Saturday, June 26, 2010

MasterChef, Jamie Oliver and Dressing the board

As many of you are probably aware, I live in Australia and am a big big fan of Australian reality show, MasterChef. Amateur cooks compete in these amazing challenges recreating siganture dishes from some of the world's biggest culinary icons - Matt Moran, Kylie Kwong, Neil Perry - and at the end one is left standing to be named the MasterChef and gets a publishing deal, money and prestige. Anyway if you haven't seen it - you should - the eps are here -

Anyhow, this week, the show's being filmed in London, home to some of the biggest cooking names around - including of course, Jamie Oliver. I've seen his shows, read about his philanthropic work - he was showcased in a cover story I had worked on at my old job. To see this guy doing his thing on ANOTHER show though I one he's not the producer of - was actually quite phenomenal. You can see Jamie is the real deal, passionate - bursting with energy - completely eccentric and running at 50 million miles a minute!

One of the interesting concepts he presented was a new way to cook steak - he called it "dressing the board" - quite a simple concept but really brought out some fresh new flavours. Here's what we tried:


1 thick juicy 200 g sirloin steak
3 tbs mint, finely chopped
2 small chilis finely chopped
1 tsp mince garlic
2 tbs olive oil
1 tbs balsamic vinegar

Large wood chopping board


Cook the steak in a pan as desired. While the steak is cooking prepare your dressing ingredients and mix the mint and chili well on the board. Drizzle with olive oil and balsamic and stir through. When the steak is cooked take it straight out the pan, place it on the board with your dressing and coat liberally. As the steak starts to cool and seal off, it'll take on the flavours of the board - so you have a well flavoured piece of gorgeous and juicy steak - without the typical burning of the marinade! Genius!

Disclaimer: blatant self promotion and update. Sorry folks, but I'm using my own blog to my own gain. :) Outsie of cooking - I write kids books, including girls books age 8 and up and my first book is out! I would love if you would take a moment to check it out! Okay - that's it, I promise! Thanks for reading.

Tuesday, June 15, 2010

Lobster ravioli

After watching so much MasterChef I've come to realise that I am missing a lot of the basics when it comes to my cooking arsenal. I can make rice - and I know how to make pastry - but these guys are doing things like making pasta from scratch, or knowing exactly which herbs and spices are missing in a korma (I don't even think I can name 3 spices that go in a korma - let alone identify the taste of 5 missing ones.) In order to be a good cook, its important to know about the basics - like making pasta or rice.

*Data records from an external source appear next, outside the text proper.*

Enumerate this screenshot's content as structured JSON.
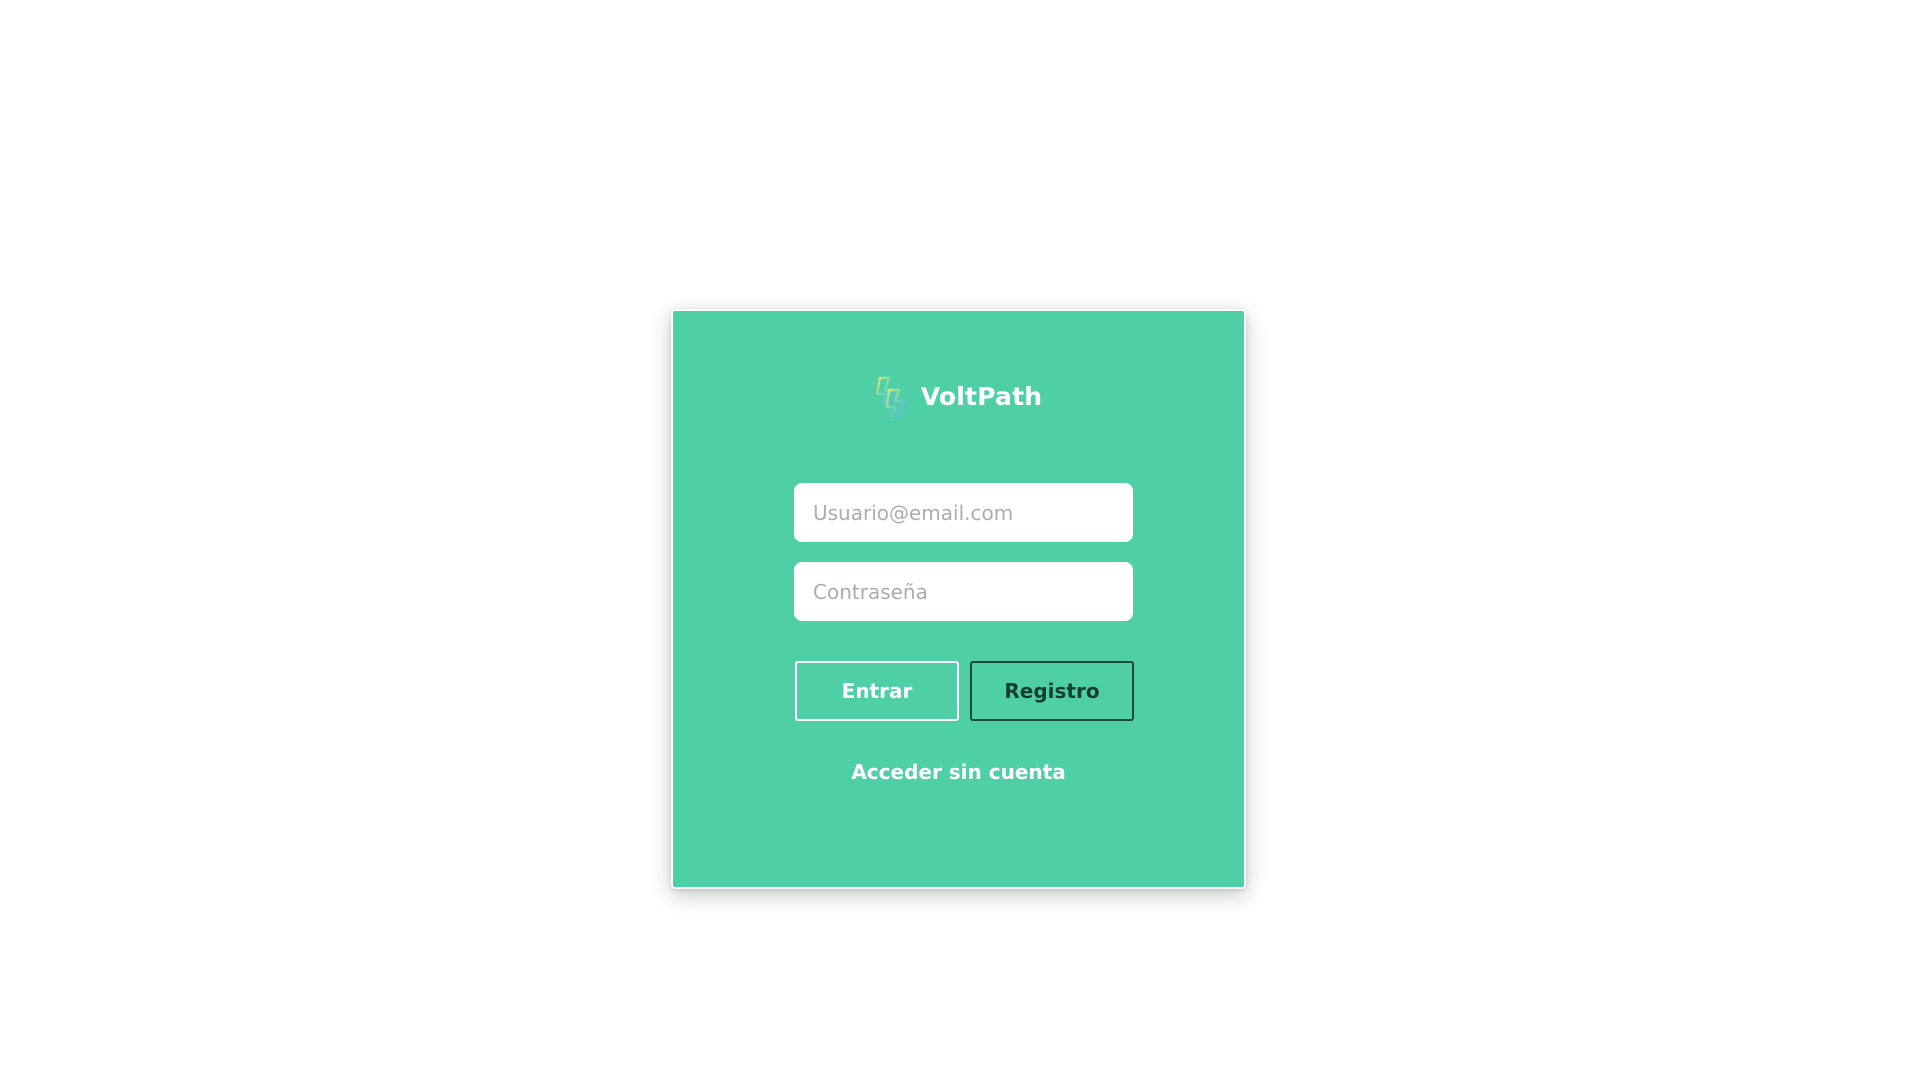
{
  "app": {
    "name": "VoltPath",
    "logo_icon": "lightning-bolt-icon"
  },
  "login_form": {
    "email_placeholder": "Usuario@email.com",
    "email_value": "",
    "password_placeholder": "Contraseña",
    "password_value": "",
    "login_label": "Entrar",
    "register_label": "Registro",
    "guest_label": "Acceder sin cuenta"
  },
  "colors": {
    "card_background": "#4ecfa6",
    "pattern_green": "#86e0c0",
    "pattern_blue": "#a6d8f3",
    "register_border": "#1b4a3a"
  }
}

So here we go - making pasta from scratch. I got some frozen lobster tail from the fish markets for the filling - you can't seem to find fresh live lobster like I can in ny. One of my clearesy early cooking memories is watching my dad chop up live lobster - he's chinese so he doesn't bother with the boiling it alive first. He just hacks it up to pieces and the grey matter inside the bits of shell twitch for awhile long after the thing's dead. Quite fascinating really - but probably not something I could stomach to do on my own - I'll get the frozen bits thank you.


2 cups flour
3 eggs

200 g cooked lobster meat shredded
200 g fresh ricotta
1 cup diced shallots
1 tbs sesame oil
Salt and pepper to taste

150 g tomato paste
1/2 onion diced
100 mL cream
1 tbs dried basil
Salt and pepper to taste


Put flour and eggs in a food processor and pulse until combined. Scoop out dough and knead on the bench until it forms a tight smooth ball. Cover with glad wrap and let rest for 30 minutes. You can prepare the filling ingredients during this time.

Combine lobster, ricotta, shallots and oil in a large bowl and mix well. Set aside for stuffing the ravioli.

Roll out about 1/2 of your pasta dough to a 1.5 cm thick rectangle. Normally, to get the right thickness and consistency, you would pass this through a pasta maker a few times to flatten the dough. I, of course, do not own a pasta maker to I did my best with a rolling pin. Fold the ends up into the middle, turn 90 degrees and roll flat. Repeat about 6 times.

In the case for ravioli, the rolling pin can work because you can cut the dough into smaller pieces and rollit quite thin, essentially each raviolo piece out one at a time. You would definitely need a proper pasta maker for anything long, such as fettucine, linguine or lasagna sheets. Hang your pasta out to dry over the back of a chair or an aluminium covered clothes drying rack.

Extract the white of 1 egg to close your ravioli. Cut circles out of each piece of pasta and pile lobster filling in the middle. Brush the edges of each ravioli with egg wash and seal with fingers.

Boil a large saucepan of water to cook pasta. While you're waiting you can start making your sauce. Brown onion in a fry pan, add basil, tomato sauce and cream and about 100 mL of water. Let simmer to reduce sauce.

Cook your pasta in salted boiling water for about 5 minutes. Serve imnmediately with sauce.